It is always pronounced in Sephardi Hebrew. אֵ ṣērê / e / is pronounced in Ashkenazi Hebrew. אָ qāmeṣ gāḏôl /a/ is pronounced in Ashkenazi Hebrew, as in Yemenite and Tiberian Hebrew, where it is in modern Hebrew. אֹ ḥôlam /o/ is, depending on the subdialect, pronounced, or in Ashkenazi Hebrew, as against in Sephardic and modern Hebrew or in Yemenite Hebrew. Unstressed אֻ qubbuṣ or וּ shuruq /u/ becomes in Ashkenazi Hebrew, when in all other forms they are pronounced In the Hungarian and Oberlander dialects, the pronunciation is invariably. There is some confusion between final אֵ tzere /e/ and אִ hiriq /i/ There are considerable differences between the Lithuanian, Polish and German pronunciations; these are most obvious in the treatment of ḥôlam: the German pronunciation is, the Galician/Polish pronunciation is, the Hungarian is, the Lithuanian pronunciation is. Other variants exist: for example in the United Kingdom, the original tradition was to use the German pronunciation, but over the years the sound of ḥolam has tended to merge with the local pronunciation of long "o" as in "toe", some communities have abandoned Ashkenazi Hebrew altogether in favour of the Israeli-Sephardi pronunciation.

Tzere is pronounced in the majority of Ashkenazic traditions. In Polish usage, however, it was not infrequently. Another feature that distinguishes the Lithuanian pronunciation, traditionally used in an area encompassing modern day's Baltic States and parts of Ukraine and Russia, is its merger of sin and shin, both of which are pronounced as; this is similar to the pronunciation of the Ephraimites recorded in Judges 12, the source of the term Shibboleth. The pronunciation of resh varies between an alveolar flap or trill and a voiced uvular fricative or trill, depending on variations in the local dialects of German and Yiddish. In addition to geographical differences, there are differences in register between the "natural" pronunciation in general use and the more prescriptive rules advocated by some rabbis and grammarians for use in reading the Torah.
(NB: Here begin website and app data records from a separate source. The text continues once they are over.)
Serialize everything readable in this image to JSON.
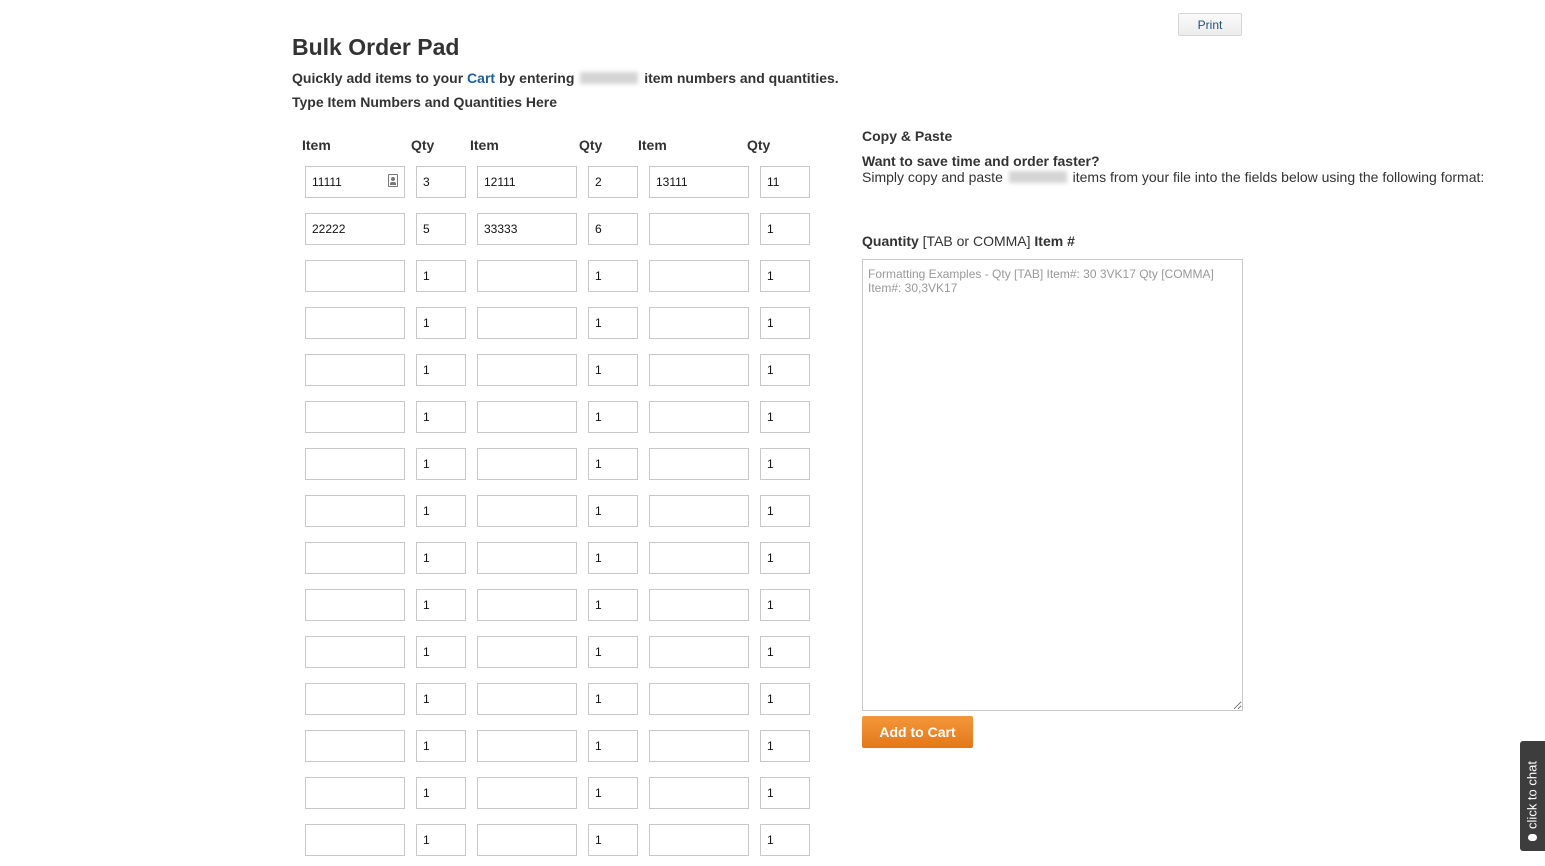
{
  "header": {
    "print_label": "Print",
    "title": "Bulk Order Pad",
    "intro_before": "Quickly add items to your ",
    "cart_link": "Cart",
    "intro_middle": " by entering",
    "intro_after": " item numbers and quantities.",
    "subheading": "Type Item Numbers and Quantities Here"
  },
  "table": {
    "headers": [
      "Item",
      "Qty",
      "Item",
      "Qty",
      "Item",
      "Qty"
    ],
    "rows": [
      [
        "11111",
        "3",
        "12111",
        "2",
        "13111",
        "11"
      ],
      [
        "22222",
        "5",
        "33333",
        "6",
        "",
        "1"
      ],
      [
        "",
        "1",
        "",
        "1",
        "",
        "1"
      ],
      [
        "",
        "1",
        "",
        "1",
        "",
        "1"
      ],
      [
        "",
        "1",
        "",
        "1",
        "",
        "1"
      ],
      [
        "",
        "1",
        "",
        "1",
        "",
        "1"
      ],
      [
        "",
        "1",
        "",
        "1",
        "",
        "1"
      ],
      [
        "",
        "1",
        "",
        "1",
        "",
        "1"
      ],
      [
        "",
        "1",
        "",
        "1",
        "",
        "1"
      ],
      [
        "",
        "1",
        "",
        "1",
        "",
        "1"
      ],
      [
        "",
        "1",
        "",
        "1",
        "",
        "1"
      ],
      [
        "",
        "1",
        "",
        "1",
        "",
        "1"
      ],
      [
        "",
        "1",
        "",
        "1",
        "",
        "1"
      ],
      [
        "",
        "1",
        "",
        "1",
        "",
        "1"
      ],
      [
        "",
        "1",
        "",
        "1",
        "",
        "1"
      ]
    ]
  },
  "copy_paste": {
    "title": "Copy & Paste",
    "question": "Want to save time and order faster?",
    "desc_before": "Simply copy and paste",
    "desc_after": " items from your file into the fields below using the following format:",
    "format_quantity": "Quantity",
    "format_separator": " [TAB or COMMA] ",
    "format_item": "Item #",
    "placeholder": "Formatting Examples - Qty [TAB] Item#: 30 3VK17 Qty [COMMA] Item#: 30,3VK17",
    "add_to_cart": "Add to Cart"
  },
  "chat": {
    "label": "click to chat",
    "icon": "chat-bubble-icon"
  },
  "colors": {
    "accent_orange": "#e8821f",
    "link_blue": "#1d5f99",
    "chat_tab": "#3d3d3d"
  }
}
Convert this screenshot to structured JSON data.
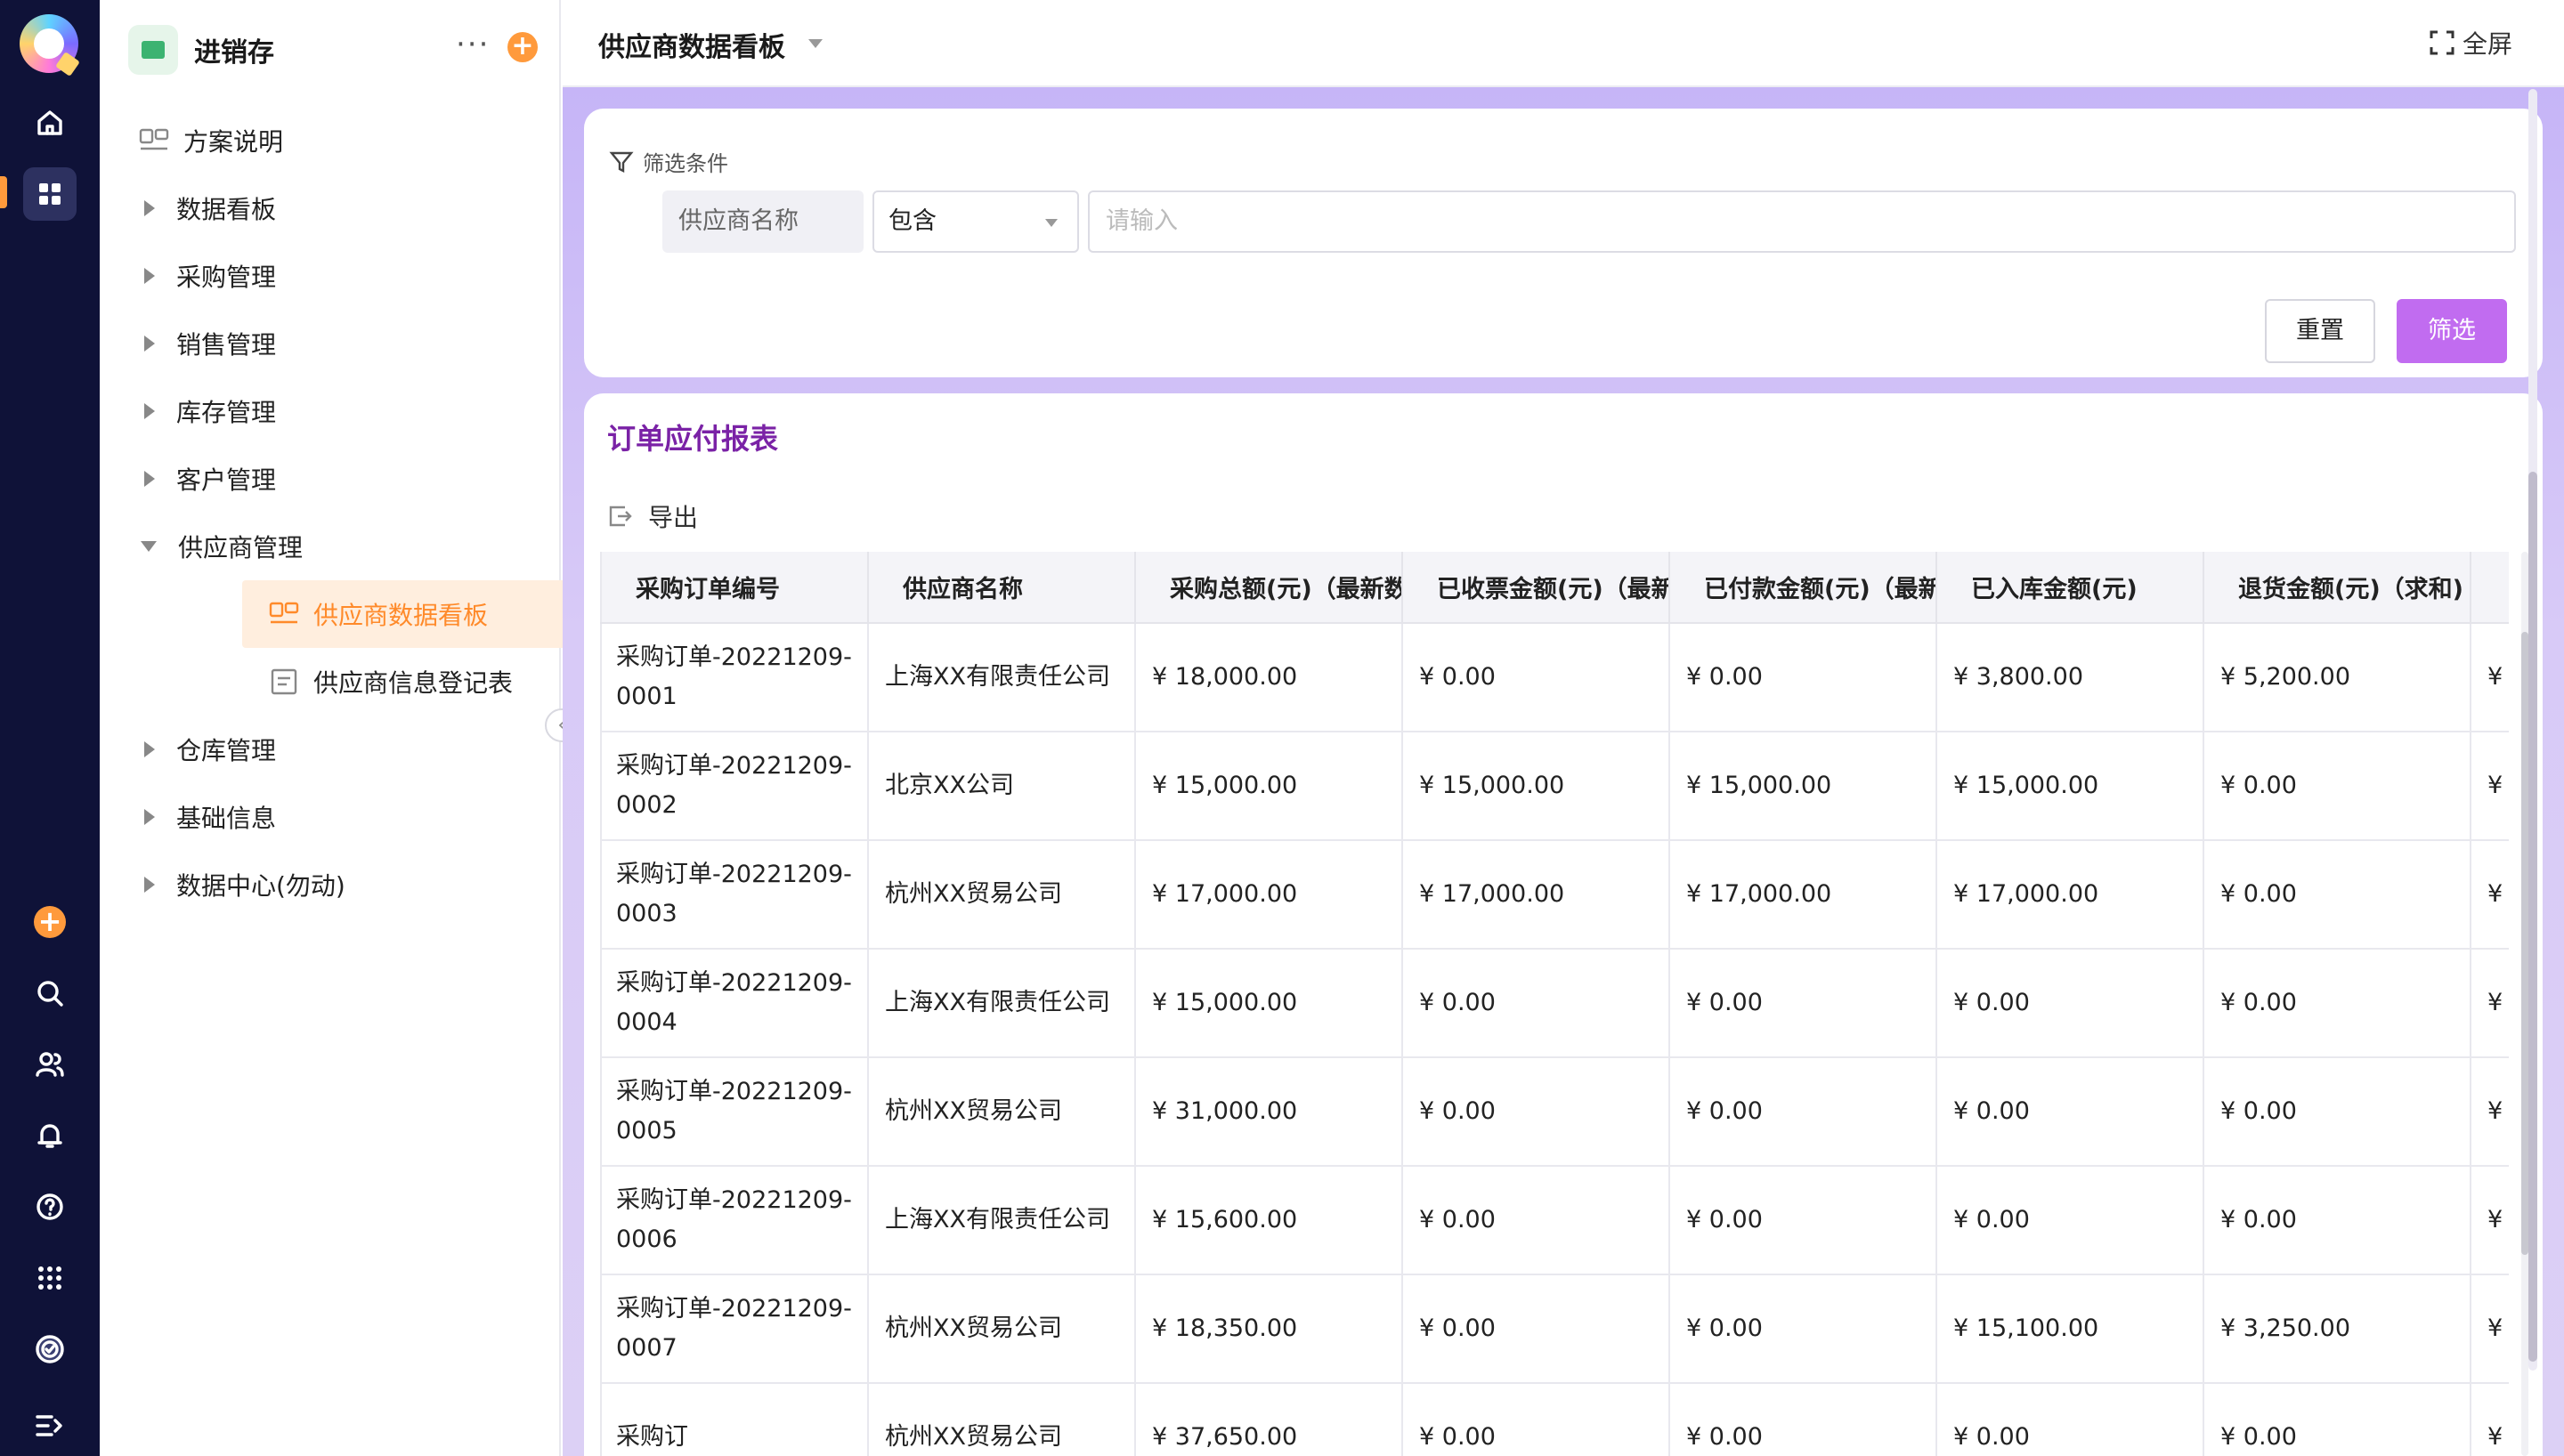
{
  "app": {
    "name": "进销存",
    "colors": {
      "accent": "#c16cf0",
      "orange": "#ff9a3c",
      "rail_bg": "#0f1238",
      "title_purple": "#7a22a6"
    }
  },
  "rail": {
    "icons": [
      "home-icon",
      "apps-icon",
      "add-icon",
      "search-icon",
      "users-icon",
      "bell-icon",
      "help-icon",
      "grid-icon",
      "check-circle-icon",
      "expand-menu-icon"
    ]
  },
  "nav": {
    "items": [
      {
        "label": "方案说明"
      },
      {
        "label": "数据看板"
      },
      {
        "label": "采购管理"
      },
      {
        "label": "销售管理"
      },
      {
        "label": "库存管理"
      },
      {
        "label": "客户管理"
      },
      {
        "label": "供应商管理"
      },
      {
        "label": "仓库管理"
      },
      {
        "label": "基础信息"
      },
      {
        "label": "数据中心(勿动)"
      }
    ],
    "sub_items": [
      {
        "label": "供应商数据看板"
      },
      {
        "label": "供应商信息登记表"
      }
    ]
  },
  "topbar": {
    "title": "供应商数据看板",
    "fullscreen_label": "全屏"
  },
  "filter": {
    "label": "筛选条件",
    "field_name": "供应商名称",
    "operator": "包含",
    "input_placeholder": "请输入",
    "reset_label": "重置",
    "apply_label": "筛选"
  },
  "report": {
    "title": "订单应付报表",
    "export_label": "导出",
    "columns": [
      "采购订单编号",
      "供应商名称",
      "采购总额(元)（最新数",
      "已收票金额(元)（最新",
      "已付款金额(元)（最新",
      "已入库金额(元)",
      "退货金额(元)（求和)"
    ],
    "rows": [
      [
        "采购订单-20221209-0001",
        "上海XX有限责任公司",
        "¥ 18,000.00",
        "¥ 0.00",
        "¥ 0.00",
        "¥ 3,800.00",
        "¥ 5,200.00",
        "¥"
      ],
      [
        "采购订单-20221209-0002",
        "北京XX公司",
        "¥ 15,000.00",
        "¥ 15,000.00",
        "¥ 15,000.00",
        "¥ 15,000.00",
        "¥ 0.00",
        "¥"
      ],
      [
        "采购订单-20221209-0003",
        "杭州XX贸易公司",
        "¥ 17,000.00",
        "¥ 17,000.00",
        "¥ 17,000.00",
        "¥ 17,000.00",
        "¥ 0.00",
        "¥"
      ],
      [
        "采购订单-20221209-0004",
        "上海XX有限责任公司",
        "¥ 15,000.00",
        "¥ 0.00",
        "¥ 0.00",
        "¥ 0.00",
        "¥ 0.00",
        "¥"
      ],
      [
        "采购订单-20221209-0005",
        "杭州XX贸易公司",
        "¥ 31,000.00",
        "¥ 0.00",
        "¥ 0.00",
        "¥ 0.00",
        "¥ 0.00",
        "¥"
      ],
      [
        "采购订单-20221209-0006",
        "上海XX有限责任公司",
        "¥ 15,600.00",
        "¥ 0.00",
        "¥ 0.00",
        "¥ 0.00",
        "¥ 0.00",
        "¥"
      ],
      [
        "采购订单-20221209-0007",
        "杭州XX贸易公司",
        "¥ 18,350.00",
        "¥ 0.00",
        "¥ 0.00",
        "¥ 15,100.00",
        "¥ 3,250.00",
        "¥"
      ],
      [
        "采购订",
        "杭州XX贸易公司",
        "¥ 37,650.00",
        "¥ 0.00",
        "¥ 0.00",
        "¥ 0.00",
        "¥ 0.00",
        "¥"
      ]
    ]
  }
}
For example: In earlier centuries the stress in Ashkenazi Hebrew fell on the penultimate, instead of the last syllable as in most other dialects.

In the 17th and 18th centuries there was a campaign by Ashkenazi rabbis such as Jacob Emden and the Vilna Gaon to encourage final stress in accordance with the stress marks printed in the Bible. This was successful as concerned liturgical use such as reading from the Torah. However, the older stress pattern persists in the pronunciation of Hebrew words in Yiddish and in early modern poetry by Hayim Nahman Bialik and Shaul Tchernichovsky; the merger of ח to כ and ע to א in speech occurred at some point between the 11th century and the 18th century, but many Ashkenazi authorities advocate using the pharyngeal articulation of ח and ע when representing the community in religious service such as prayer and Torah reading though this is observed in practice. Strict usage requires the articulation of initial א as a glottal stop. In general use, the mobile sheva is omitted. However, in liturgical use strict conformity to the grammatical rules is encouraged. There are several theories on the origins of the different Hebrew reading traditions.

The basic division is between those who believe that the differences arose in medieval Europe and those who believe that they ref